_Directions_:
From the records below, copy each line in which the string "tracks" occurs.

_Records to process_:
Start of Block
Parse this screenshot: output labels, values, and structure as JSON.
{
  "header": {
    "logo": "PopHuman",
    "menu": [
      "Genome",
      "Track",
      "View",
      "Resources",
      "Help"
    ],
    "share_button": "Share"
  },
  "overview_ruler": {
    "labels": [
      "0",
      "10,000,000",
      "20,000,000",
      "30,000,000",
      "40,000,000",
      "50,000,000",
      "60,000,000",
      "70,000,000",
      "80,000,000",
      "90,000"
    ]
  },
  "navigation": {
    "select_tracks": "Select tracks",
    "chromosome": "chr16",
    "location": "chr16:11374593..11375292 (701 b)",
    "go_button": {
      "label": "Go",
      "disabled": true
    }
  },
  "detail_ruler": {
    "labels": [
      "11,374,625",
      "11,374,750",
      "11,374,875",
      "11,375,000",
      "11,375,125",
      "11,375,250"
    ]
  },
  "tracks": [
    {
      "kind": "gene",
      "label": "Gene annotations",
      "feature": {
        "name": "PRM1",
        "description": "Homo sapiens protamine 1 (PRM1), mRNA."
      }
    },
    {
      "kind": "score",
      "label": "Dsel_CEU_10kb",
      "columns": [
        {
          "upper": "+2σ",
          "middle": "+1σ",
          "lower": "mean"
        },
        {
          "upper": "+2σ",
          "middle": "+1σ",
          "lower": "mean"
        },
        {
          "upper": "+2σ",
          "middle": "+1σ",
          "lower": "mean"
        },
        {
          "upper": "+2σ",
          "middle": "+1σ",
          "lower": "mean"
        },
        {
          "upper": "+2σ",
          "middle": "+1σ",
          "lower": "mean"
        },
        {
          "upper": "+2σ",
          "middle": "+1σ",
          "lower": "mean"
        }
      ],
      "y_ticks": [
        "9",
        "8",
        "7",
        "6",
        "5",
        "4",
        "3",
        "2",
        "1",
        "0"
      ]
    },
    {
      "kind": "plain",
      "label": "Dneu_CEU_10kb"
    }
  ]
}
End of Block
_Solution for this exercise_:
    "select_tracks": "Select tracks",
  "tracks": [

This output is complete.